China has just unveiled a supercomputer to the world that, at 93 petaflops (peta-floating-point operations), is the fastest in the world. What's remarkable about the Sunway TaihuLight super computer is that the entire system was built using processors made in China.
The Sunway TaihuLight supercomputer blows past the Chinese-built Tianhe-2 supercomputer by a factor of three, declared Top500, the authority that ranks supercomputers. At just under 34 petaflops, the Tianhe-2 ranks second.
In contrast, India's fastest supercomputer, PARAM Yuva II, is ranked at number 165 by Top500 and peaks at 524 teraflops. One petaflop is equal to 1,000 teraflops.
The Sunway TaihuLight supercomputer is powered by Chinese-developed ShenWei processors. The supercomputer will be used in climate, weather and earth systems modelling as well as data analytics, life science research and advanced manufacturing, Top500 reported. The supercomputer is located at the National Supercomputing Center in the city of Wuxi, near Shanghai.
What are the supercomputers that Sunway TaihuLight beat to gain the top spot? Here's a list of the five fastest supercomputers.
Ranked number 2, the Tianhe-2 supercomputer is located at China's National Supercomputing Center in Guangzhou. Unlike the Sunway TaihuLight, the Tianhe-2 is powered by a mix of Intel Xenon and Phi processors. The Tianhe-2 supercomputer has been reported to be used for a variety of applications, from conducting aircraft simulations to government security applications.
Another former number 1, the Titan supercomputer is located at the Oak Ridge National Laboratory in the United States. Built by Cray, the Titan is reported to use a "hybrid architecture," that uses AMD's 16-core Opteron CPUs and NVIDIA Tesla K20 GPU accelerators.
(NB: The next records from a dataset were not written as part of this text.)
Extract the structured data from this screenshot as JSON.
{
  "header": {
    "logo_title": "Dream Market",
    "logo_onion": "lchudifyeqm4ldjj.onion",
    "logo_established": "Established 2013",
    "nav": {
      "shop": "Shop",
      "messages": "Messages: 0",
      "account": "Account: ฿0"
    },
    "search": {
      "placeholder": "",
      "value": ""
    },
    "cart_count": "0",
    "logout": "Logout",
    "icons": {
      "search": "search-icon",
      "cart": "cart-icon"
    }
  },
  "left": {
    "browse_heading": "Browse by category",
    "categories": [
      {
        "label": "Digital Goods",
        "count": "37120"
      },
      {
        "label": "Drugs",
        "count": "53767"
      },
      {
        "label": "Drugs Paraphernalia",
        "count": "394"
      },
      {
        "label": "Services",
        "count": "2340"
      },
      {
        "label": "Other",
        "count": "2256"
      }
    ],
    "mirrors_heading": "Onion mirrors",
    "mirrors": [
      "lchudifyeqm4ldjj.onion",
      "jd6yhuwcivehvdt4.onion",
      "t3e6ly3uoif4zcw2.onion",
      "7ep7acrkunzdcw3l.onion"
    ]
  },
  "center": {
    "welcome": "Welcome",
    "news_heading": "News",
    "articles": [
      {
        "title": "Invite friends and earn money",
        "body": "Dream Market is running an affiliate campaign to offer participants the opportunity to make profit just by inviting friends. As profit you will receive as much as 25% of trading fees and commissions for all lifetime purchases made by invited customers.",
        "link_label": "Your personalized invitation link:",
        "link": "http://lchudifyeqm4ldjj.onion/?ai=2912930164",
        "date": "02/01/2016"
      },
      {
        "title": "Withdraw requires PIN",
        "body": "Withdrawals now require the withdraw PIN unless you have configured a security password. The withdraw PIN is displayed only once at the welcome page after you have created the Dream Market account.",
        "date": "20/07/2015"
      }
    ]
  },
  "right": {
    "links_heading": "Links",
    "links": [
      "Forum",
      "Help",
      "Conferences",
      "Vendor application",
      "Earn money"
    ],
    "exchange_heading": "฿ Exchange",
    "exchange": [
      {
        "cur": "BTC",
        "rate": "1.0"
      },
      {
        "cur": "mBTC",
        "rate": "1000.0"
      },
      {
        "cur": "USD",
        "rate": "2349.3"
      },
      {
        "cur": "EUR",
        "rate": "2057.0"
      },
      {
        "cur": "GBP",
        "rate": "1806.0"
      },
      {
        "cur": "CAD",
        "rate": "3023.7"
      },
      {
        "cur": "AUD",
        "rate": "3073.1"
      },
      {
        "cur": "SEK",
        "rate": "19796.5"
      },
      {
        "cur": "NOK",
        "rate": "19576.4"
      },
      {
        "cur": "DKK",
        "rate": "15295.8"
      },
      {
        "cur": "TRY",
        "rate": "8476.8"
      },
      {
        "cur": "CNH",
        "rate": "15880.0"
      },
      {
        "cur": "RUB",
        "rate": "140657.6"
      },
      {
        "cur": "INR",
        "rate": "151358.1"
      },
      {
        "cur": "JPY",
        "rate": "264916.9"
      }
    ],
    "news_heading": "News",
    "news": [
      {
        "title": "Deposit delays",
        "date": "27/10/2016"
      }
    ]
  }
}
Built for science, the Titan supercomputer is used in molecular simulations, climate change studies, combustion simulations and more. Ranked number 3, the Titan runs at 17.5 petaflops.
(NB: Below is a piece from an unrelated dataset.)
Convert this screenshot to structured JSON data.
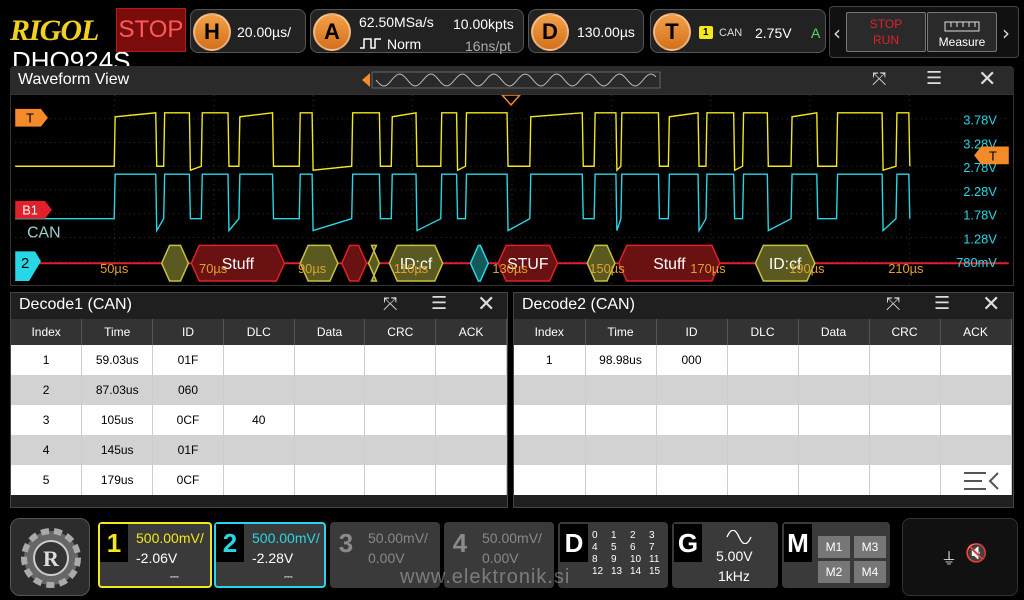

Running at 17.1 petaflops, the fourth spot in the supercomputer race is held by IBM-developed Sequoia. Named after one of the biggest growing trees in existence, this supercomputing behemoth got a boost in 2012, which took it from the 17th spot to the first. Located at the Department of Energy's National Nuclear Security Administration at the Livermore National Laboratory in California, U.S., the supercomputer is reported to be used in nuclear research.
According to Top500, the fifth-fastest supercomputer is called K computer, SPARC64 VIIIfx 2.0GHz, Tofu interconnect. Since that's a bit of a mouthful, we're sticking with K computer. A Japanese Fujitsu-built supercomputer, the K computer peaks at 10 petaflops and much like every other supercomputer on this list, held the top spot for a while, back in 2011. The supercomputer sits at the RIKEN Advanced Institute for Computational Science in Hyogo, Japan. Yet another supercomputer developed for science, the K computer is reported to be used in research related to quantum physics.